Dataset items:
---
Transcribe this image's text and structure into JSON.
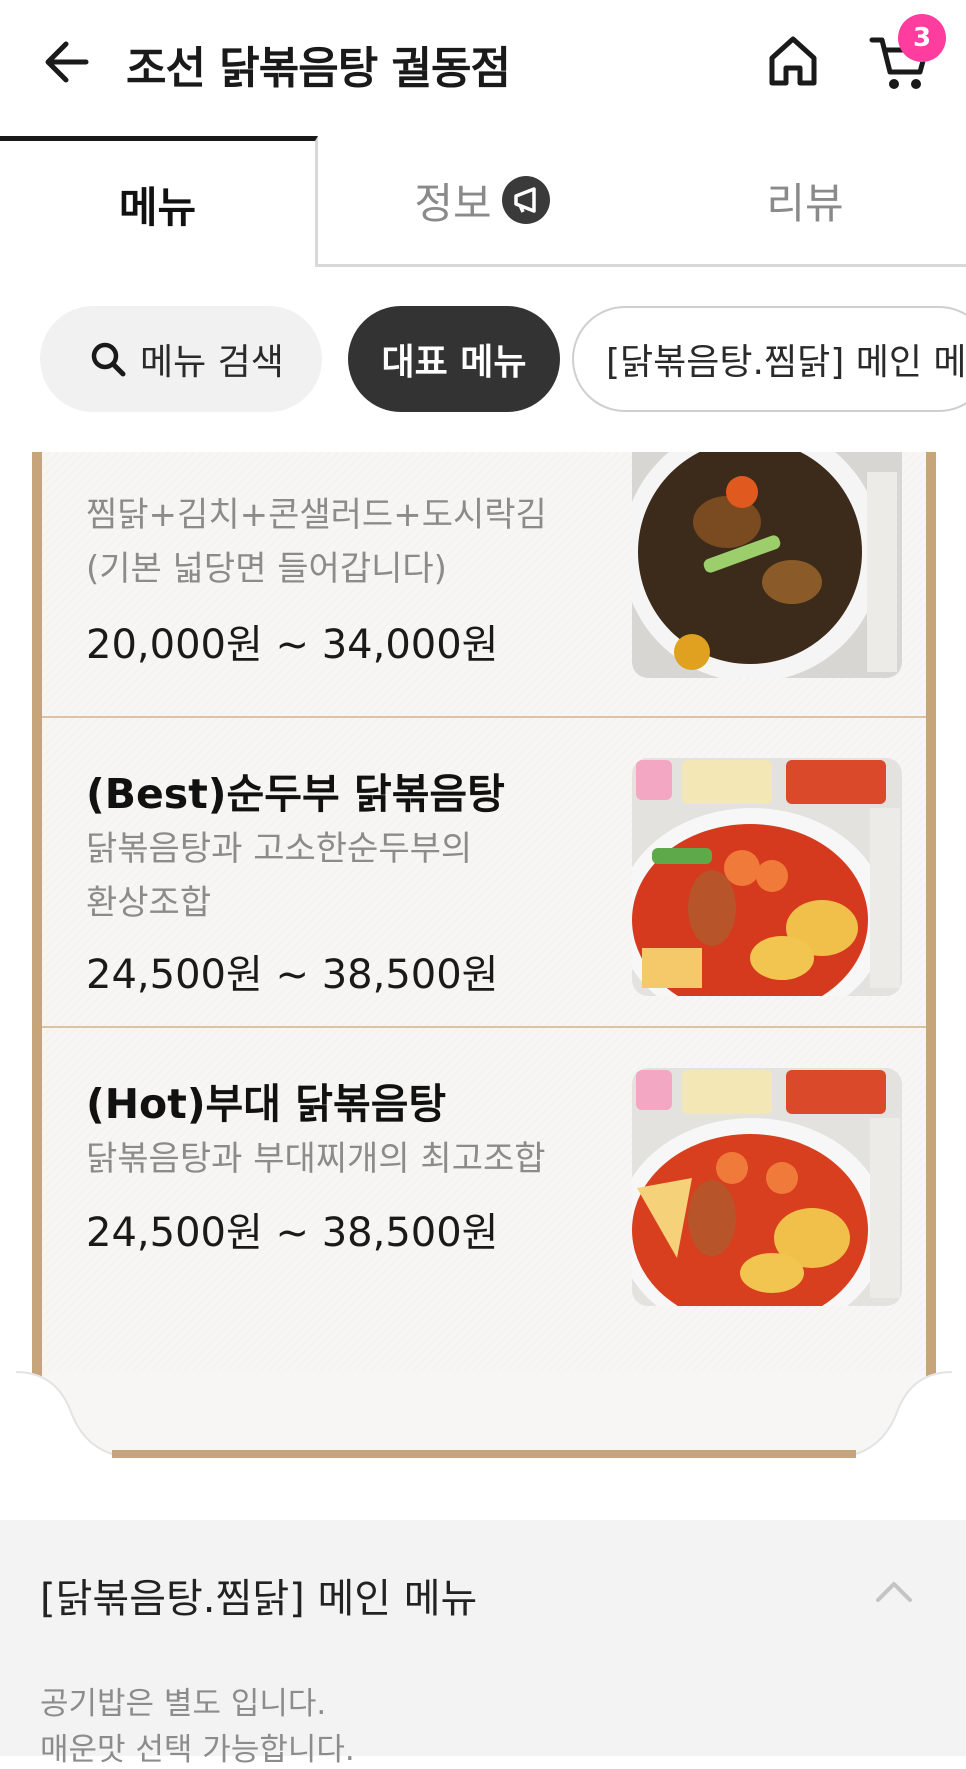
{
  "header": {
    "title": "조선 닭볶음탕 궐동점",
    "cart_count": "3"
  },
  "tabs": [
    {
      "label": "메뉴",
      "active": true
    },
    {
      "label": "정보",
      "active": false
    },
    {
      "label": "리뷰",
      "active": false
    }
  ],
  "chips": {
    "search_label": "메뉴 검색",
    "representative_label": "대표 메뉴",
    "main_label": "[닭볶음탕.찜닭] 메인 메..."
  },
  "menu_items": [
    {
      "name": "(Best)순두부 닭볶음탕",
      "desc_line1": "닭볶음탕과 고소한순두부의",
      "desc_line2": "환상조합",
      "price": "24,500원 ~ 38,500원"
    },
    {
      "name": "(Hot)부대 닭볶음탕",
      "desc_line1": "닭볶음탕과 부대찌개의 최고조합",
      "price": "24,500원 ~ 38,500원"
    }
  ],
  "partial_item": {
    "desc_line1": "찜닭+김치+콘샐러드+도시락김",
    "desc_line2": "(기본 넓당면 들어갑니다)",
    "price": "20,000원 ~ 34,000원"
  },
  "section": {
    "title": "[닭볶음탕.찜닭] 메인 메뉴",
    "note_line1": "공기밥은 별도 입니다.",
    "note_line2": "매운맛 선택 가능합니다."
  },
  "colors": {
    "accent_badge": "#ff3d9e",
    "frame": "#c7a57a",
    "chip_active": "#333333"
  }
}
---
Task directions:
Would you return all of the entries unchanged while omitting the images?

Exercise answer:
Transcribe this image's text and structure into JSON.
{
  "header": {
    "title": "조선 닭볶음탕 궐동점",
    "cart_count": "3"
  },
  "tabs": [
    {
      "label": "메뉴",
      "active": true
    },
    {
      "label": "정보",
      "active": false
    },
    {
      "label": "리뷰",
      "active": false
    }
  ],
  "chips": {
    "search_label": "메뉴 검색",
    "representative_label": "대표 메뉴",
    "main_label": "[닭볶음탕.찜닭] 메인 메..."
  },
  "menu_items": [
    {
      "name": "(Best)순두부 닭볶음탕",
      "desc_line1": "닭볶음탕과 고소한순두부의",
      "desc_line2": "환상조합",
      "price": "24,500원 ~ 38,500원"
    },
    {
      "name": "(Hot)부대 닭볶음탕",
      "desc_line1": "닭볶음탕과 부대찌개의 최고조합",
      "price": "24,500원 ~ 38,500원"
    }
  ],
  "partial_item": {
    "desc_line1": "찜닭+김치+콘샐러드+도시락김",
    "desc_line2": "(기본 넓당면 들어갑니다)",
    "price": "20,000원 ~ 34,000원"
  },
  "section": {
    "title": "[닭볶음탕.찜닭] 메인 메뉴",
    "note_line1": "공기밥은 별도 입니다.",
    "note_line2": "매운맛 선택 가능합니다."
  },
  "colors": {
    "accent_badge": "#ff3d9e",
    "frame": "#c7a57a",
    "chip_active": "#333333"
  }
}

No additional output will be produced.